I read this on another blog (apologies for not remembering which), and it suits the moment: I'm not dead, but I am buried.
I feel like I'm lying down and there are 547 (not 546, not 543. 547) itchy, wet wool blankets on top of me. Every time I complete one of the often ludicrous tasks on my list, some unseen presence peels one blanket back. I don't know where the blankets end up, but I hope it's not on top of you. The good news is that 1) being buried and all, I am only dimly aware of the unprecedented mess that currently constitutes my home and 2) I should be free from most of the blankets by this time next week.
Which is my roundabout way of saying that I'll be leaving the nest for a few days, my lovelies. I'm going to sign off with an excerpt from the story I'm writing. Or, to be more precise, the story I'm theoretically writing. When I return, it'll serve to remind me that writing is something I do.
'Cuz I keep forgetting, dammit.
Anyways, here's a little bit of it. No title, no nothing:
It is Marivic’s idea of what an old white woman might like: loose black tea, a tin of English lemon biscuits, petite cubes fashioned from pink sugar, and—Marivic loved this best—a tea strainer in the shape of a house. She’d packed it all with exaggerated care into a floral gift bag and tied it with raffia. But when she smiled and handed it to Mrs. Harrison, she knew immediately she’d made a mistake. Better to have brought a bottle of Scotch or a ladies’ polo shirt from Pebble Beach. Marivic made a mental note to always take her new mother-in-law’s subtle hints at face value: “Tish? Tish once played golf with President Bush! The older one, mind you,” she had said. And also, “That Tish loves her cocktail hour.”
“Well, thank you, sweetheart,” Mrs. Harrison said. She fingered the raffia as if it were the hair of an ugly child.
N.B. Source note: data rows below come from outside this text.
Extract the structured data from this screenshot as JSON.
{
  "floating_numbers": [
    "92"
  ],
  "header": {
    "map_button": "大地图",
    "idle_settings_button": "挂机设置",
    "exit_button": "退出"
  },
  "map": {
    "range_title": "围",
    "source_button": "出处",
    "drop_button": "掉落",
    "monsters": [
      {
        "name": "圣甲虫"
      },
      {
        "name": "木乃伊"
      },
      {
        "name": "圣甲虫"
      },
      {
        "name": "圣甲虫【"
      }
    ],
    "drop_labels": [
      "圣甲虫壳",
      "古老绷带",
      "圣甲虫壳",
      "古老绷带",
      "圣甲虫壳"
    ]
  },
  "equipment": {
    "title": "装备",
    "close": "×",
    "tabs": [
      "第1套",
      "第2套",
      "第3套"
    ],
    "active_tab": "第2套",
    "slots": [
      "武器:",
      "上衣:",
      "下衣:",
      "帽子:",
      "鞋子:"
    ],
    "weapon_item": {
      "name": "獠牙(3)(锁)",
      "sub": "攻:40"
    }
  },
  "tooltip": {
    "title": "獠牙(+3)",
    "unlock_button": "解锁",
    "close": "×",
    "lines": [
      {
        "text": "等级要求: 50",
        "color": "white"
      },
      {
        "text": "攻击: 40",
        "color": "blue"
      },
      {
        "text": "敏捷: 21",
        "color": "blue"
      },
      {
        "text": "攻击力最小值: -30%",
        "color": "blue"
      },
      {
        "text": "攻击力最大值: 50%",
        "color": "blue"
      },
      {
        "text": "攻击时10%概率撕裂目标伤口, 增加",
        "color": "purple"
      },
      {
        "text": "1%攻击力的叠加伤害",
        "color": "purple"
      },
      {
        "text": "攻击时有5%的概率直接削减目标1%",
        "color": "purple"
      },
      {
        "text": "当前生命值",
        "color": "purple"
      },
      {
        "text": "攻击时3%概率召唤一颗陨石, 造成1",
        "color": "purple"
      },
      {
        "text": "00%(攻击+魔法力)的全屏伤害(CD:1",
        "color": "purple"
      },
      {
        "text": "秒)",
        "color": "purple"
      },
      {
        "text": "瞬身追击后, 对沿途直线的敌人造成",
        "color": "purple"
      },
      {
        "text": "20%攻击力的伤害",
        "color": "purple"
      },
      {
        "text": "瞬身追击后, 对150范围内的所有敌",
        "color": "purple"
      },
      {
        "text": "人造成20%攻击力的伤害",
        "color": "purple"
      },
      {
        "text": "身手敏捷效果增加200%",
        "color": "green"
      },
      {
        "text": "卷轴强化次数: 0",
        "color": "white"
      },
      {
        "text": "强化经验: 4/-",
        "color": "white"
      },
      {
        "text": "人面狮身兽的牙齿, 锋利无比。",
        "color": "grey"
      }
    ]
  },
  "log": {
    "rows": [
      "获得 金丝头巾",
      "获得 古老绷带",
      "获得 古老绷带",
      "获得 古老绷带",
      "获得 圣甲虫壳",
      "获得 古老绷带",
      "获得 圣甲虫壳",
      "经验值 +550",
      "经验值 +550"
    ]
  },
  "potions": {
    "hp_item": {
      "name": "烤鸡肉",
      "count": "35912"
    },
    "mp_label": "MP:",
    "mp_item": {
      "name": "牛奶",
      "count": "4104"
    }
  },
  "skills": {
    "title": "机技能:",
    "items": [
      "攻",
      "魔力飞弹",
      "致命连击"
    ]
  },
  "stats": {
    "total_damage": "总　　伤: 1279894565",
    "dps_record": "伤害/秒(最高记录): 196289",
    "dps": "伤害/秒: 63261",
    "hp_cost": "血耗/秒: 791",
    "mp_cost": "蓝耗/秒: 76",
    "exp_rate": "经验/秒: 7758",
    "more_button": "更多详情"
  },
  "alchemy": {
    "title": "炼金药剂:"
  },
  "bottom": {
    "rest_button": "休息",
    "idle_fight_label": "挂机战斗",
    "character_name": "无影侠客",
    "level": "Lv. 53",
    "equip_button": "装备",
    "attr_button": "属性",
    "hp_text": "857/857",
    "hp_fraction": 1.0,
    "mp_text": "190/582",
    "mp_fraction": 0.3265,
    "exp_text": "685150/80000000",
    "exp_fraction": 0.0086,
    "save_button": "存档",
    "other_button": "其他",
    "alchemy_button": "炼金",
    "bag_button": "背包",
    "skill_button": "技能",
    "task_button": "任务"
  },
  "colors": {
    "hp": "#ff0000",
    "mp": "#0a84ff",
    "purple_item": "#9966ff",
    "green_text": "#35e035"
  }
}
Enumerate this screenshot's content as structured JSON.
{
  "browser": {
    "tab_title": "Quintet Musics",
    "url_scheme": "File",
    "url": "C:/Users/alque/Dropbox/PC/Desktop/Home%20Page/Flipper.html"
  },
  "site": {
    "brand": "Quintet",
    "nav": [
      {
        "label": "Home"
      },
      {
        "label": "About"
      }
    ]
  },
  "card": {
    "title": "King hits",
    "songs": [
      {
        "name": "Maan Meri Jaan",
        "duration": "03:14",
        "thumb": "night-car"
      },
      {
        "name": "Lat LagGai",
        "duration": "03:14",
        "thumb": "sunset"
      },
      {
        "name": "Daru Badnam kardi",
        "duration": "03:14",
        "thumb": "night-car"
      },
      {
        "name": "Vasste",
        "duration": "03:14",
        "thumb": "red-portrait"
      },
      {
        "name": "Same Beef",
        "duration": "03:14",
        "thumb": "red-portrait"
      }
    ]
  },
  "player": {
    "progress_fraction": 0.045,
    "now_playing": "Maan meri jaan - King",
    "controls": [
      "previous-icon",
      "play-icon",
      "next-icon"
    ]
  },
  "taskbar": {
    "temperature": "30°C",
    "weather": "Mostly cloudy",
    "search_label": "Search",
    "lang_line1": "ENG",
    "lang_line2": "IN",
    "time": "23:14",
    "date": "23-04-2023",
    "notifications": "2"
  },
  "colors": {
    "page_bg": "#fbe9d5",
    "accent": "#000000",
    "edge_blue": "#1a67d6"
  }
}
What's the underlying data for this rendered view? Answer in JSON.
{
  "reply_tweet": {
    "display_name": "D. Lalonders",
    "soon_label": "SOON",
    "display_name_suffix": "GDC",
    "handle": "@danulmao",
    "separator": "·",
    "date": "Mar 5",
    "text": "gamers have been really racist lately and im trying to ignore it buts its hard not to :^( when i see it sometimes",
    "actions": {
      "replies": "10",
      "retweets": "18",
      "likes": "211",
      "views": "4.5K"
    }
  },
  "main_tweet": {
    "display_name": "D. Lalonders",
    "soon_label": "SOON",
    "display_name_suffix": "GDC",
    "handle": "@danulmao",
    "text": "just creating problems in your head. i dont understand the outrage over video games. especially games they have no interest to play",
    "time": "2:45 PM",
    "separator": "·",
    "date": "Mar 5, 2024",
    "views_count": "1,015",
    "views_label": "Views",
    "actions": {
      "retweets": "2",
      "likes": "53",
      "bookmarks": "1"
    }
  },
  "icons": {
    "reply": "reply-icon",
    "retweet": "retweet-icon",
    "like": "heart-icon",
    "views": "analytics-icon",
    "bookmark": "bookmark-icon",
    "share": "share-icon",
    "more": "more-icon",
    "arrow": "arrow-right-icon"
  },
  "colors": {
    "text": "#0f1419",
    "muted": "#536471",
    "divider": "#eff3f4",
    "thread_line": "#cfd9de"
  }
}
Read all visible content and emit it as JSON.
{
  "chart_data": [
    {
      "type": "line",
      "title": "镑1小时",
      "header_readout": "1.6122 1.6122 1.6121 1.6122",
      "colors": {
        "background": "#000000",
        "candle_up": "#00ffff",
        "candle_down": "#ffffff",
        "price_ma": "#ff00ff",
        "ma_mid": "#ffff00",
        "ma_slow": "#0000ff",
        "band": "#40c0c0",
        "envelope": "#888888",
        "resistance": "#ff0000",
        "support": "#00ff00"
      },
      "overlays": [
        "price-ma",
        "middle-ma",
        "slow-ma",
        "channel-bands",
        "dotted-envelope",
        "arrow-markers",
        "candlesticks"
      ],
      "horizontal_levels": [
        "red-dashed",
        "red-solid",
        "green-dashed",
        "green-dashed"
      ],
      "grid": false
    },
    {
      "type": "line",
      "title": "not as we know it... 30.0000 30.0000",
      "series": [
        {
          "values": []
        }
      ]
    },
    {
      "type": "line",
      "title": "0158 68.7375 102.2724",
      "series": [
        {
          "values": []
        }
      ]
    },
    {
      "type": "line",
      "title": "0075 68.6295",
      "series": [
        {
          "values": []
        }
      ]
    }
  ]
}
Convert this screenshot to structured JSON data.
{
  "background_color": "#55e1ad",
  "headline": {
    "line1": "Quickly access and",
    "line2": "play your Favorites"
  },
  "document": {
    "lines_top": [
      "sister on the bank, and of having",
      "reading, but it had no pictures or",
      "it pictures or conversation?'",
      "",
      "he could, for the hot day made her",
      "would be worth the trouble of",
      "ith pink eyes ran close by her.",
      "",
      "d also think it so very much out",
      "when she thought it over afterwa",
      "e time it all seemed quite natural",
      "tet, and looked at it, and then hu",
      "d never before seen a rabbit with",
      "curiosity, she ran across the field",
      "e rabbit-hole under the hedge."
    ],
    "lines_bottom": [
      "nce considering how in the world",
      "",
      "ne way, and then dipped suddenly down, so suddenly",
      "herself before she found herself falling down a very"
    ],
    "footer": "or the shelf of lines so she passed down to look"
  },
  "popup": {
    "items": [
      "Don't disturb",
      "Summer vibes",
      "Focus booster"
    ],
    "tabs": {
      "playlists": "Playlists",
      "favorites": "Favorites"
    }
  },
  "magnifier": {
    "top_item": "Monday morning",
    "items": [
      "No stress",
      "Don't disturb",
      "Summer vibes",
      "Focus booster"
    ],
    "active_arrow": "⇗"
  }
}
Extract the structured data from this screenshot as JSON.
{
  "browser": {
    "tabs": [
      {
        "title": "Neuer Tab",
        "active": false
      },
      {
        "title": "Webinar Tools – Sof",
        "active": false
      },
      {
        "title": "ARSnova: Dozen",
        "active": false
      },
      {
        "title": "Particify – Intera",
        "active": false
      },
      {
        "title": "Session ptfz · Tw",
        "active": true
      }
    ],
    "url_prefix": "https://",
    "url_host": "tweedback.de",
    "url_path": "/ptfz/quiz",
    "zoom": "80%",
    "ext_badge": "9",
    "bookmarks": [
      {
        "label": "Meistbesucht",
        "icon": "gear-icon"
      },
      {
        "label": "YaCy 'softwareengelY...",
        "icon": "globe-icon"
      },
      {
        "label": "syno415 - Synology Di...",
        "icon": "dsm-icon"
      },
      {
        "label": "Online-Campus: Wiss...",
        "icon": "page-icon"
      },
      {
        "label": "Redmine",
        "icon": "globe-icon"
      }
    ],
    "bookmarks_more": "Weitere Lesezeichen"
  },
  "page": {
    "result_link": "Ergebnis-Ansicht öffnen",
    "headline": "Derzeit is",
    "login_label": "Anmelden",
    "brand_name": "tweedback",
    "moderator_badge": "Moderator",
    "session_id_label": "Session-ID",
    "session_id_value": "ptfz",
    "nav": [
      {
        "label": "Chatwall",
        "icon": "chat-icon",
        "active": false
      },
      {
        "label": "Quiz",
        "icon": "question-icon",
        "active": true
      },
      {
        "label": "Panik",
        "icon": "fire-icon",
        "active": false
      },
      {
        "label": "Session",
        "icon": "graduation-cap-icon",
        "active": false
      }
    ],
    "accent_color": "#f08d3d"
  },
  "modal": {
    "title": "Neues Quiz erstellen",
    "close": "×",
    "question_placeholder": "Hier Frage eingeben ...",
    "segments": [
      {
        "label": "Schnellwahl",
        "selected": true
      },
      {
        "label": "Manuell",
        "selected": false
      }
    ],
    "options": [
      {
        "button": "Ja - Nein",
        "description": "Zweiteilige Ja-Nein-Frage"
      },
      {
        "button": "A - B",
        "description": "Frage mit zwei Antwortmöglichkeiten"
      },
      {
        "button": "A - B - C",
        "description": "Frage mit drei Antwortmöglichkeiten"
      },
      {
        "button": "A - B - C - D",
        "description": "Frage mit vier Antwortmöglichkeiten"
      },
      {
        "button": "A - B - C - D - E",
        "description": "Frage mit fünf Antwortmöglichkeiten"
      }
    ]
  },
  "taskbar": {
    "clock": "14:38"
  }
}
“You’re so welcome. Thank you for having us, Mrs. Harrison.”
“Oh, call me Tish. The only Mrs. Harrison I ever knew was my mother-in-law!” She passed Marivic’s gift to a small, doughy woman who seemed to have emerged from the kitchen for just that purpose. “Now let me look at you,” she said. She held Marivic’s chin in her hand—her fingers smelled of tobacco—and turned the young woman’s face from side to side. Marivic wondered if she should open her mouth and allow her teeth to be inspected. “Lovely, Jonathan! Lovely.”
“Thanks, Tish. It’s great to see you. It’s been too long.” He embraced his mother’s childhood friend, crushing her thin body to his chest.
“You always were just too, too handsome,” Tish murmured. She excused herself then, explaining that she couldn’t miss her afternoon soap opera. The doughy woman—whose name turned out to be Penny—showed Jonathan and Marivic to their room.
“You look familiar,” Jonathan said. “You’ve worked here a long time, haven’t you?”
“Yes, sir, I have. I remember when you were just a boy. What a firecracker you were!”
Jonathan laughed and turned to Marivic, who usually couldn’t get enough of hearing stories about his childhood mishaps: the time he mistook shaving cream for whipped cream, for example, or his uncanny ability to break a window whenever a ball of any sort left his hands.
The first time Jonathan took Marivic home to his parents, she spent an inordinate amount of time leafing through the family photo albums, ever alert for any picture in which he appeared. Early on, Jonathan attributed this fervent curiosity about his childhood to her upbringing. After all, not only did the Lozada family know everything about each other, they made sure to know everything about anyone else who innocently wandered into close proximity. Jonathan thought of them as a human vacuum or—on his less patient days—as a giant preying mantis sucking all available information out of passersby. He had yet to recover from the time one of Marivic’s aunts—he couldn’t remember which; there were several—asked him how much his house had cost. “Excuse me?” he’d said. And she repeated the question a little more slowly, thinking that her accent was standing in the way of proper communication. Jonathan skillfully responded not with how much his house had cost, but with how much it was worth on the market. The aunt was mollified.
But today Marivic wasn’t interested in the firecracker of a boy Jonathan used to be as he treaded the well-kept sidewalks of Albany, New York. She wasn’t laughing, or even smiling. After Penny had left the room and shut the door behind her, Marivic said, “What, exactly, were you thanking her for?”
“No, not Penny, for God’s sake. Tish. Were you thanking her for saying that I was ‘lovely’? That so does not make any sense, Jonathan.”
At times like this, Jonathan realized what an excellent mother Marivic would one day be. He admired her unwavering idea of what constituted acceptable and unacceptable behavior. He loved the way she smirked when angry. The hand on her hip, the tilt of her small, perfect head. She had no idea that her scolding only made him want to remove her clothing as quickly as possible. “But you are lovely,” he said, tackling her onto the bed.